The Power of Story Part 2
Foundation of Story: Schema
“There is a world in every word” ~Carlina Rinaldi
Schema is our interpretation of everything that we know based on our previous experiences. It is the mental models that we create as we make meaning of our world through our experiences. Our schema can shift and adjust as we encounter new information and experiences. Schema is what we activate when we connect what we know to new information. Uncovering one another’s schema helps us to see how unique we are in our understandings of the world around us, based on our interpretations of our experiences.
At Opal School, children have many opportunities to uncover their schema in a variety of ways.
Recently we invited the children to “crack open” the word Love as a way to uncover the worlds that live inside of this word.
Below is a sampling of the wide range of children’s thinking…
Love is your heart. Everyone gives love. When you get mad or feel sad, love still follows you.
My mom and dad make my love grow when they hug me. The hugs go into my heart.
Love is bigger than the earth. You get love from your whole family, even your cousins. Love is when you play with someone. Love is really strong, like the wind. When you get mad or feel sad, love is in your heart. Even if your mom says, “no” love follows you.
Love is hugs and kisses. Love is strong as cement and strong as a tornado. Love lasts not for just one minute.
I give my love to Matthew and he gives it back to me. I have a million hundred love for them (my family).
I feel love when people are happy and when I am happy. When my mom gives me hugs, I feel it.
Love is helping somebody. We love the whole world and the whole planet.
Inviting children to share their mental images is another way to reveal one another’s schemas. We recently explored this concept of sharing mental images by inviting the children to share what came to mind when they heard the word LOVE. Specifically we asked them to use tempera paint to explore these questions:
What does love feel like? What does it look like inside your heart?
This love is big. It’s as big as the classroom. ~KP

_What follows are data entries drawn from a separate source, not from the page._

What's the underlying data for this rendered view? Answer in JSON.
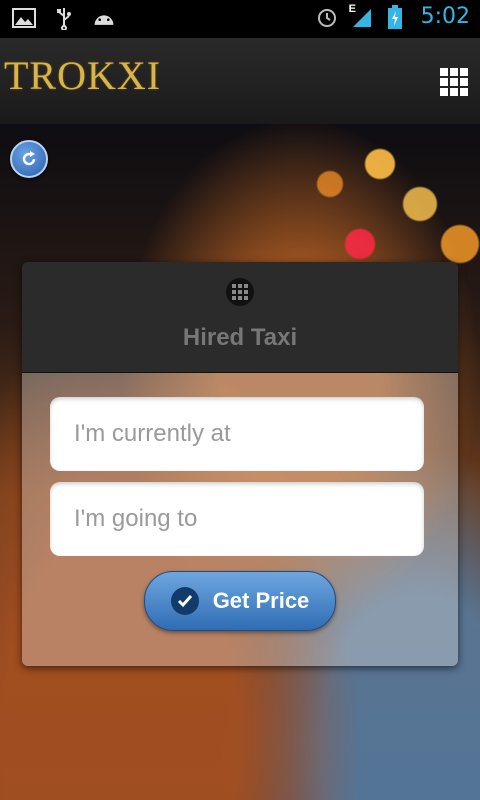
{
  "status_bar": {
    "time": "5:02",
    "network_label": "E",
    "icons": [
      "image-icon",
      "usb-icon",
      "android-icon",
      "alarm-icon",
      "signal-icon",
      "battery-charging-icon"
    ]
  },
  "header": {
    "logo_text": "TROKXI",
    "menu_icon": "grid-menu-icon"
  },
  "refresh_icon": "refresh-icon",
  "card": {
    "title": "Hired Taxi",
    "from_placeholder": "I'm currently at",
    "to_placeholder": "I'm going to",
    "from_value": "",
    "to_value": "",
    "button_label": "Get Price"
  },
  "colors": {
    "accent": "#33b5e5",
    "button": "#2f6db3",
    "logo": "#d9b44a"
  }
}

These are my loving feelings. Love is happy. Love lasts forever. Only Mother Earth is stronger than love. AH
Yellow dot is the sun and the different color circles show the love. The sun makes it warm. ~MS

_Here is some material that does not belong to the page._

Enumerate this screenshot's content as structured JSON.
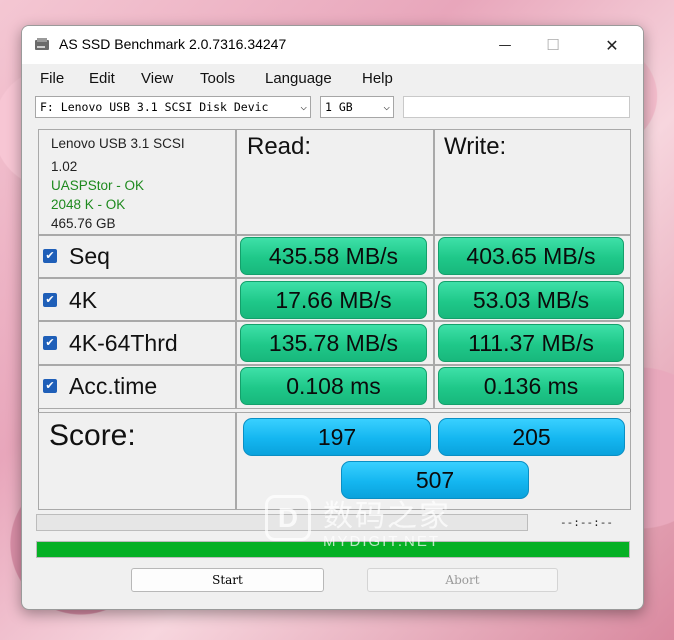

Oral storytelling, reading books, etc. are ways that we find out how our schemas differ from one another, maybe even uncovering questions when someone doesn’t have the schema to access a part of another’s story.
This happened last month when a student returned from a trip to Hawaii shared, “There was a hammock on the boat.” And another raised his hand and asked, “What is a hammock?”
DM: What is a hammock?
QD: You lay on it.
HF: And swing on it.
Teacher: it’s sometimes clipped between two trees like a blanket swing.
TO: You can sleep in it but instead of a bed it has two ropes and a blanket and the blanket is in the middle and it tips like that.
QD: It’s actually wrapped around a tree and clipped to the hammock and the other side is clipped to my fence.
DM: not a tree?
Teacher: Does this give you a clearer picture in your mind of what a hammock is?
At our last curriculum night, Early K parents had an opportunity to play with the connection between schema and storytelling by sharing stories and images that come to mind when they heared the word: tomato
While reading the following strories, consider the complexity that schema invites. How does this relate to the idea of creating a common understanding, or “shared language”, and all the dialogue and time necessary in doing so? How does it help to understand the role schema plays in developing empathy and new perspectives?
“Makes me think of my dad. He does this awesome heirloom salad and corn, cream and butter..”
“Some Russian people I work with grow the craziest tomatoes, they bury fish and the tomatoes come out as big as watermelons. They go fishing and bury the remains with the tomato plants. I’ve also been seeing a lot of patients come into the clinic with the flu and a great source for rehydration is tomato juice”
“Makes me think of my dad a lot of people in the south like to grow tomatoes and brag about how soon they can get their first one. He says, ‘it’s not American to not eat tomatoes’.”
“I see the color red. My friend, she bugs me because she always says, ‘hold the tomatoes’.”
“My daughter likes cherry tomatoes, she likes me to cut them in half and she likes to make faces with them.”
“I see all the different colors and shapes, tiny ones and big ones. Eathing them just like that or salsa, my mouth is watering…”
“Italy, because I was in Italy a long time ago near Naples and they have amazing tomatoes because of Mt. Vesuvius…”
“I was thinking how much I like to eat them, but I am the only one in our family who does. Today I ate them on a bagel and when there are tomatoes in our home, I can eat them all.”
Here are some sneak peeks for topics to follow in this blog series The Power of Story
-Structures that support storytelling (Story Workshop, oral storytelling, Story Theater, Mentor Texts, Students as reference and support
-The connection between literacy and the arts